Grotesque Torture Porn Banned by BBFC

by Elliot Adams

The British Board of Film Classification (BBFC) has refused certification to Koji Shiraishi’s Gurotesuku, which was due to be released in the UK under the title of Grotesque. This puts the film in the company of an extremely select group to have earned the dubious honour of outright bans in the UK, being only one of three films to have been banned by the Board in the last four years, the others being Murder-Set-Pieces in 2008 and NF713 in 2009 – all three having been banned for their scenes of eroticised torture.

Courtesy of BBFC

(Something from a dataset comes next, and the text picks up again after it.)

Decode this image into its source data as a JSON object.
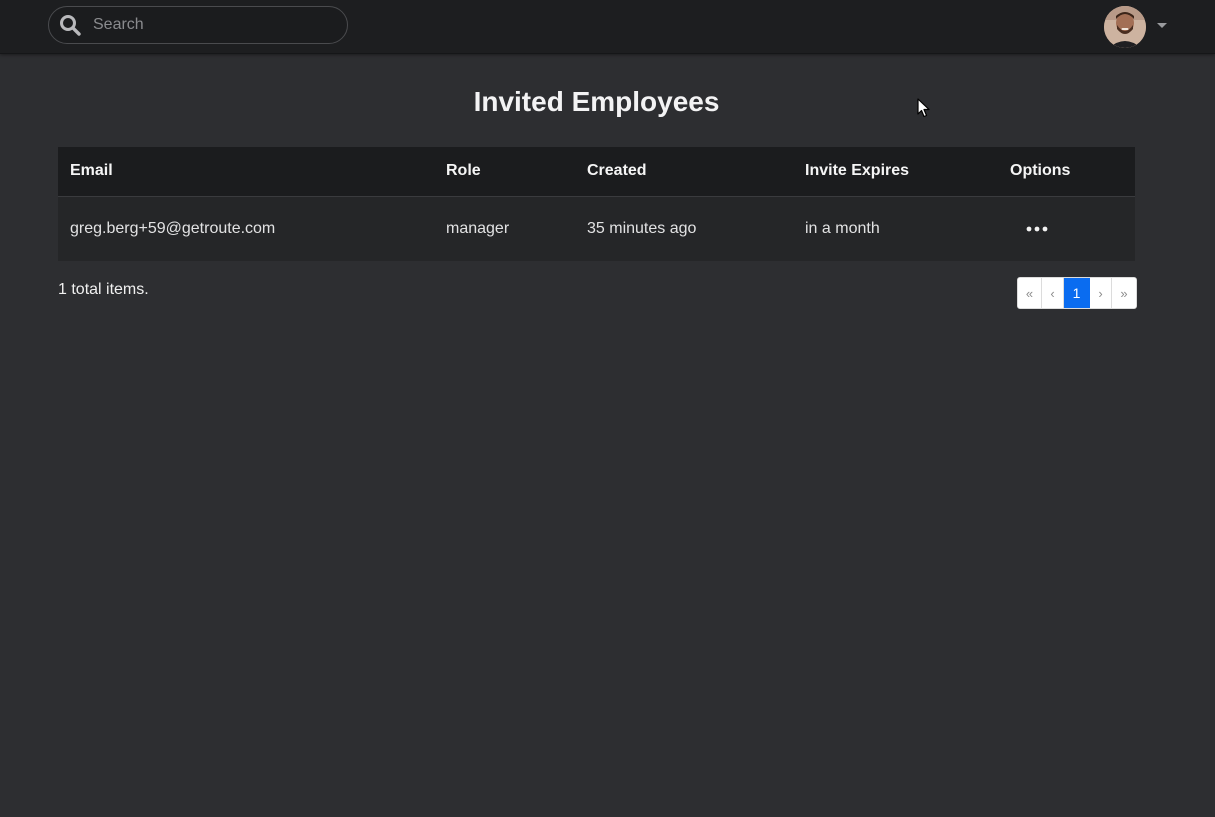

Japanese cinema has a long history of depicting this type of sadomasochism, from Masumura Yasuzo’s story of abduction Blind Beast (1969) through to Takashi Miike’s psychodrama Audition (1999). But Grotesque is more likely to now be associated with the controversial genre of ‘torture porn’ which originated in Hostel and Saw. BBFC Director, David Cooke claims these ‘18’ rated ‘torture porn’ films are surpassed by Grotesque’s “unrelenting and escalating scenario of humiliation, brutality and sadism” where the chief pleasure on offer is the “spectacle of sadism.”

This latest act of censorship marks the point at which ‘torture porn’ becomes unacceptable to the BBFC. But the uncrossable line is far from distinct to the outside observer. For example, Lars von Trier’s Antichrist was recently released by the BBFC without cuts. It depicts a similar, although highly aestheticisized, scenario to Grotesque. Both films have similar scenes of mutilation and torture and similar victims, so what exactly is the difference between the two?

For David Cooke however, the difference is clear. Grotesque‘s scenes of torture are clearly eroticised, whereas Antichrist uses torture and scenes of real sex to illustrate psychological turmoil and so is “not a ‘sex work’ whose primary purpose is sexual arousal.  For these purposes Antichrist is very clearly not a ‘sex work’.”

Cooke’s remarks on Grotesque, which unlike American ‘torture porn’, emphasizes the sexual element implied by that label, will be seen by some as a valid rationale for its banning, and by others as a reason for viewing it.

It is hard to take this hype seriously in either case, especially when the film contains a particularly memorable scene in which a decapitated head bites the antagonist on the neck to the tune of Land of Hope and Glory. Whether the BBFC is protecting us from “moral harm” or indulging in nanny-statism will only become clear when the film emerges from the BBFC’s own darkened cellars and audiences are allowed to decide in the light of day.